Fri, 22 Sep 2000

APEC wants quick implementation of Asia Gas Grid

JAKARTA (JP): The Asia Pacific Economic Cooperation's (APEC) Partnership for Equitable Growth (PEG) and the Indonesian Chamber of Commerce and Industry (Kadin) have called on Asian countries, especially China and Indonesia, to realize the plan of developing a gas pipeline network connecting all Asian countries.

PEG chief executive officer Shafiq Sit Abdullah said PEG supported "the call by Kadin to speed up the implementation of the Asia Gas Grid", citing the benefits to be reaped by Asian countries, especially Indonesia and China, from the gas pipeline.

"Proper implementation of the Asia Gas Grid ... will no doubt lift Indonesia out of its current predicament and alleviate the financial burden of millions of Indonesians still hurting from the economic crisis," Shafiq said in a statement.

The gas grid would also benefit China, "which is in need of cleaner forms of energy to stave off a pollution crisis by 2005".

PEG was formed in 1998, with its headquarters in Kuala Lumpur, as a non-profit organization to promote public-private initiatives within APEC.

The Trans Asia Gas Grid, spanning from the Natuna Alpha D block in the East Natuna section of the South China Sea to the main coastal cities of China, was first suggested by PEG in 1998 and was welcomed by APEC leaders at their summit meeting in Kuala Lumpur.
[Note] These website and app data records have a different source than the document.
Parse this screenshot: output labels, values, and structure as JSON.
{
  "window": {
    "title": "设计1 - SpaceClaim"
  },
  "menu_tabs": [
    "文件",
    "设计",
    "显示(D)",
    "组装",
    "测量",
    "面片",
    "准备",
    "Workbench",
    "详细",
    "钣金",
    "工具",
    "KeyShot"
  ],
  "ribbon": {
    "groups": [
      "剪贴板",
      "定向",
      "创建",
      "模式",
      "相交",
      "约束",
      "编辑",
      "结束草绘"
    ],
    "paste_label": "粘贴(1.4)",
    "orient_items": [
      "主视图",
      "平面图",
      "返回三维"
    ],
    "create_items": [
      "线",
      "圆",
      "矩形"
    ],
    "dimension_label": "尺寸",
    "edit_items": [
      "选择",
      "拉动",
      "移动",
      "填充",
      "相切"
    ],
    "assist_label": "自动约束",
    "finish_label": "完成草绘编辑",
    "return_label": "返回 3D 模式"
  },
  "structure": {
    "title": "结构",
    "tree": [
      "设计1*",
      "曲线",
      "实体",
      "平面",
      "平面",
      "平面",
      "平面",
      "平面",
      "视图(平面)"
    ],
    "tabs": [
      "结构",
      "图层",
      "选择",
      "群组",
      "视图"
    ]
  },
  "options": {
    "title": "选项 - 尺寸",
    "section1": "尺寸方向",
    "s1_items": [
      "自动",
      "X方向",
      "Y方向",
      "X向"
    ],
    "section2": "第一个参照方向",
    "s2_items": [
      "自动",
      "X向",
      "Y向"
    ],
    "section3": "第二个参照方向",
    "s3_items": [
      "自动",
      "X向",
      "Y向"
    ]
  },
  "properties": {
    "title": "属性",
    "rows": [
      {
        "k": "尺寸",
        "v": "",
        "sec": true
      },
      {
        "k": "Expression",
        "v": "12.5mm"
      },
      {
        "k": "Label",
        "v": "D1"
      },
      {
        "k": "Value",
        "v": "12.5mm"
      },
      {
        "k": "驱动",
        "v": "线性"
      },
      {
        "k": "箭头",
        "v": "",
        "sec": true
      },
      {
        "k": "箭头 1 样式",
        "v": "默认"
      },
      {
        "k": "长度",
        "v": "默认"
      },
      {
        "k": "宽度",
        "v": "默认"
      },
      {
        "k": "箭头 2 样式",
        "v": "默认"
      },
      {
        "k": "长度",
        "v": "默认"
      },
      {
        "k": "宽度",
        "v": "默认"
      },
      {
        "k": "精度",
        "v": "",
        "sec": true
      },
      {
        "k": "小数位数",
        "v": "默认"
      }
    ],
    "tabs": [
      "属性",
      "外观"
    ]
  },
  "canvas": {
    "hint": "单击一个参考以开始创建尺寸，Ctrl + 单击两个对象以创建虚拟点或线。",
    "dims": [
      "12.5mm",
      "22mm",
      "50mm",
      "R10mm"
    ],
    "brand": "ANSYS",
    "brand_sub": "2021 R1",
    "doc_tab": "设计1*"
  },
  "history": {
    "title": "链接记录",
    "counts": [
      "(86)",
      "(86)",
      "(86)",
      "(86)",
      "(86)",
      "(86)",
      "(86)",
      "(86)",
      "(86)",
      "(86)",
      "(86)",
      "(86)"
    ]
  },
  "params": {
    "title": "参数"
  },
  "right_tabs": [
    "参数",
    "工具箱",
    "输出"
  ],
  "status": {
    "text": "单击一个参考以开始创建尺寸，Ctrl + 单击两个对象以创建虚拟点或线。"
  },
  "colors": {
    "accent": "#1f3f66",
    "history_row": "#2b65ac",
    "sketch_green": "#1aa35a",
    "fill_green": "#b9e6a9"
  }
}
The Natuna Alpha D block, which is operated by American oil and gas company ExxonMobil, is believed to contain about 45 trillion cubic feet of gas.
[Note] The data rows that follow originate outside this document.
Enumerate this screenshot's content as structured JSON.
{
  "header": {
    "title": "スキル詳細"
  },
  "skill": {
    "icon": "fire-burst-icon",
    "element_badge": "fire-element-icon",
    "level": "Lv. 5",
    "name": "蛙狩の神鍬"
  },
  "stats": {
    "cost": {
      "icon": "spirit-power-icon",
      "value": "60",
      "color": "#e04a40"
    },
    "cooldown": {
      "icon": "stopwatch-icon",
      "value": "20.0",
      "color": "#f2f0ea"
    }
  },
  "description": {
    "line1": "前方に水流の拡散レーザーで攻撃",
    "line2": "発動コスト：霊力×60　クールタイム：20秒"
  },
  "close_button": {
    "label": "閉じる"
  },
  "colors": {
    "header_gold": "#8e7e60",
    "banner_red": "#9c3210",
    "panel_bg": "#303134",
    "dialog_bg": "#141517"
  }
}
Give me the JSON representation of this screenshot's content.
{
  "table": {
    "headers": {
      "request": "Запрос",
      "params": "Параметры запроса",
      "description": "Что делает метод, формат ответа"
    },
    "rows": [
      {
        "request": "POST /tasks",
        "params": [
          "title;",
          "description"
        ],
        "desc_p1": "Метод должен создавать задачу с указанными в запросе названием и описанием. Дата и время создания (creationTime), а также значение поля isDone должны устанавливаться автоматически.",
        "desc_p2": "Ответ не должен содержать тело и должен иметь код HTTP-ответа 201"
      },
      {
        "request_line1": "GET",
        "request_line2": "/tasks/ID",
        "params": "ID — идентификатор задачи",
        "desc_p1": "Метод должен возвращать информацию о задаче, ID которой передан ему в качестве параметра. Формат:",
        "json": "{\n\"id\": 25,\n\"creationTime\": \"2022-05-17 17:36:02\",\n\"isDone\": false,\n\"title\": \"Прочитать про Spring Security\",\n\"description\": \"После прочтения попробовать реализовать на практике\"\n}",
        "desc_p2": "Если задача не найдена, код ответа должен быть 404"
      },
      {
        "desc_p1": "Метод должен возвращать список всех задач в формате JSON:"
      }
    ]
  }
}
"Significantly, the rich resource of Natuna Alpha D remains stuck in the ground at a time when Indonesia needs revenue and funding to recover economically. It is calculated that the sale of gas from Natuna through this pipeline alone would bring in approximately US$30 billion to $35 billion over the next 30 years for Indonesia," Shafiq said.

During the IIOGE conference, Kadin chairman Aburizal Bakrie proposed to speed up the development of the gas grid.

"Pipeline gas ... is a simpler delivery system and provides a competitive delivered price with a shorter time to market compared with LNG (liquefied natural gas),

"One should not overlook this advantage and what it means to Indonesia," Aburizal said.

Shafiq said Indonesia and China, together with PEG, should work hand in hand to propose the giant pipeline project as a high priority item in the forthcoming APEC leaders meeting in Brunei in November.

He noted, however, that APEC approval was not necessary for the project as long as Indonesia and China were ready to implement it.

"This Asia Gas Grid does not necessarily need the approval of APEC per se. It could well be primarily a bilateral arrangement between China and Indonesia," he said.

Wang of WPC told The Jakarta Post that China "is interested in the ambitious project".

He noted, however, that Indonesia should compete with other gas producers, including Russia.

But Shafiq said that commercially the Trans Asia Gas Grid would be more competitive than the Trans Siberia Gas Grid due to that fact the former would be shorter than the latter and the former would yield higher returns and greater spinoffs. (bkm/jsk)